Chinese developers come to Letchworth to learn about our stewardship model

Through our continued partnership with the China Design Centre and the TCPA, we were delighted to host a second group of visitors from Greentown and Bluetown Development Companies, based in Hangzhou.

Earlier this summer, a group of 30 visitors spent time in Letchworth learning how stewardship models and long term land value capture have been applied using Ebenezer Howard’s principles.  They followed their colleagues who visited Letchworth earlier in the year. 

Over two days, the group took part in sessions where they explored in detail the financial model that has been used in Letchworth for well over 100 years.  They then visited our charitable services and venues, including Broadway Cinema, Theatre and Gallery, Standalone Farm and the Ernest Gardiner Treatment Centre, to get a better understanding of how this model can have a genuine impact on the quality of life for local communities.  We then explored community engagement models to explain the decision making process and how this relates to community governance. 

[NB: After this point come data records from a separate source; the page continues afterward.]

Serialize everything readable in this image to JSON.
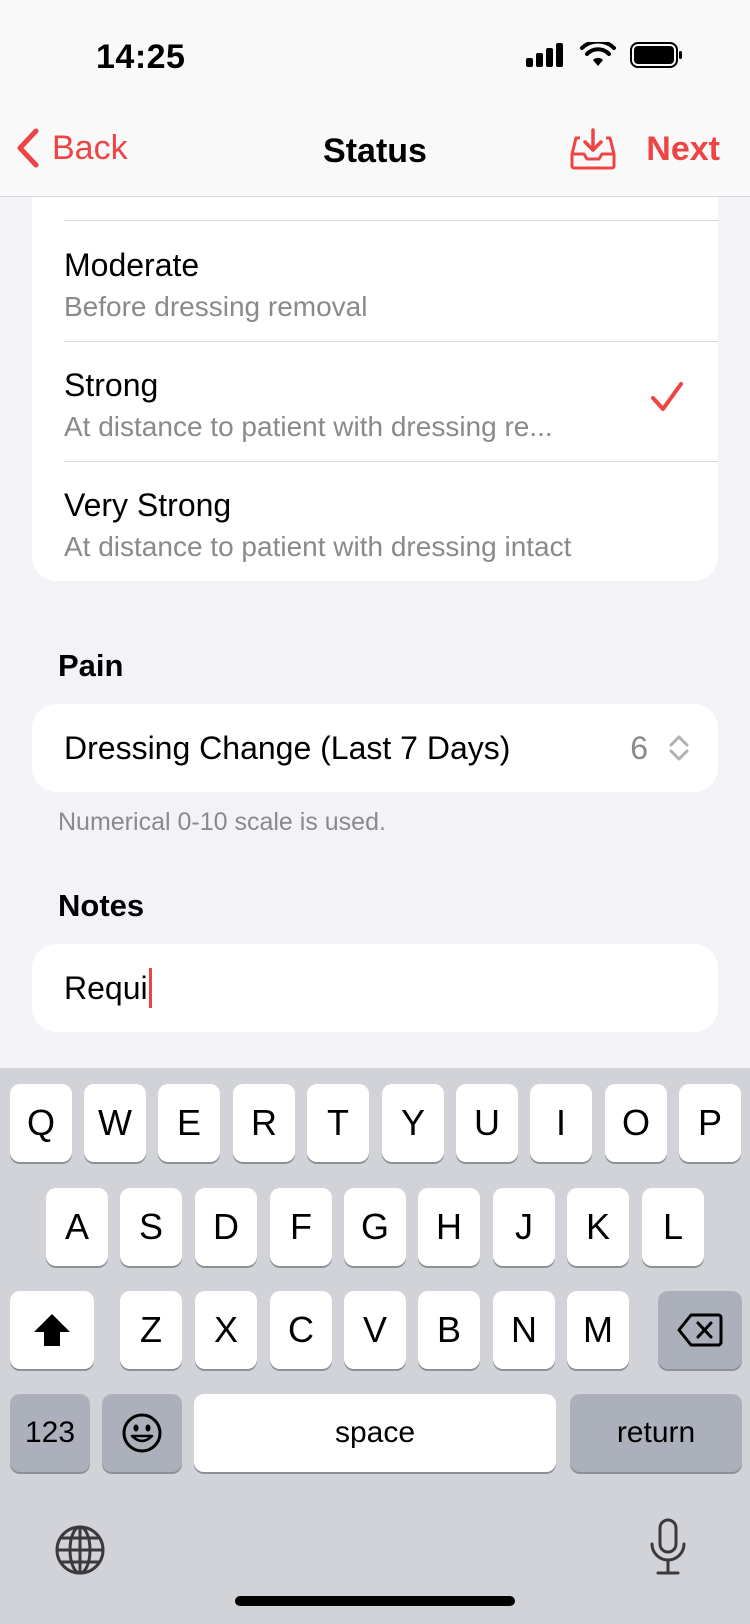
{
  "status_bar": {
    "time": "14:25"
  },
  "nav": {
    "back_label": "Back",
    "title": "Status",
    "next_label": "Next",
    "accent": "#ef4444"
  },
  "odor": {
    "options": [
      {
        "title": "Moderate",
        "subtitle": "Before dressing removal",
        "selected": false
      },
      {
        "title": "Strong",
        "subtitle": "At distance to patient with dressing re...",
        "selected": true
      },
      {
        "title": "Very Strong",
        "subtitle": "At distance to patient with dressing intact",
        "selected": false
      }
    ]
  },
  "pain": {
    "header": "Pain",
    "label": "Dressing Change (Last 7 Days)",
    "value": "6",
    "footnote": "Numerical 0-10 scale is used."
  },
  "notes": {
    "header": "Notes",
    "value": "Requi"
  },
  "keyboard": {
    "row1": [
      "Q",
      "W",
      "E",
      "R",
      "T",
      "Y",
      "U",
      "I",
      "O",
      "P"
    ],
    "row2": [
      "A",
      "S",
      "D",
      "F",
      "G",
      "H",
      "J",
      "K",
      "L"
    ],
    "row3": [
      "Z",
      "X",
      "C",
      "V",
      "B",
      "N",
      "M"
    ],
    "numbers_label": "123",
    "space_label": "space",
    "return_label": "return"
  }
}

Our visitors showed a keen interest in the role of volunteers around our governance and running of the organisation to ensure that places are maintained in the long term.

Then it was time to explore developments further afield so the group headed off to Milton Keynes, Cambridge, Stroud and Stratford as well as meeting representatives from the Cecil Gascoyne Estate and TCPA.  They also spent time with the International Garden City Institute’s Academic Director, Dr Susan Parham, who was able to talk about urban agriculture and local food growing principles.

Having visited examples of developments undertaken by this company, who are one of the largest developers in this region of China specialising in new settlements, I can say the schemes are of a high quality and that they take a master planned approach with good quality homes in well maintained and landscaped environments.  Their developments include an appreciation of understanding the needs of older people, local food production and access to the countryside.

We believe that such visits and meetings increases the chances of good quality places being built, which reflect the core values and principles at the heart of the Garden City Movement.  They also provide practical advice for developers, such as Greentown and Bluetown, to assist their governance and stewardship of their new settlements.

Overall, this learning is key to a wider understanding of Garden City principles.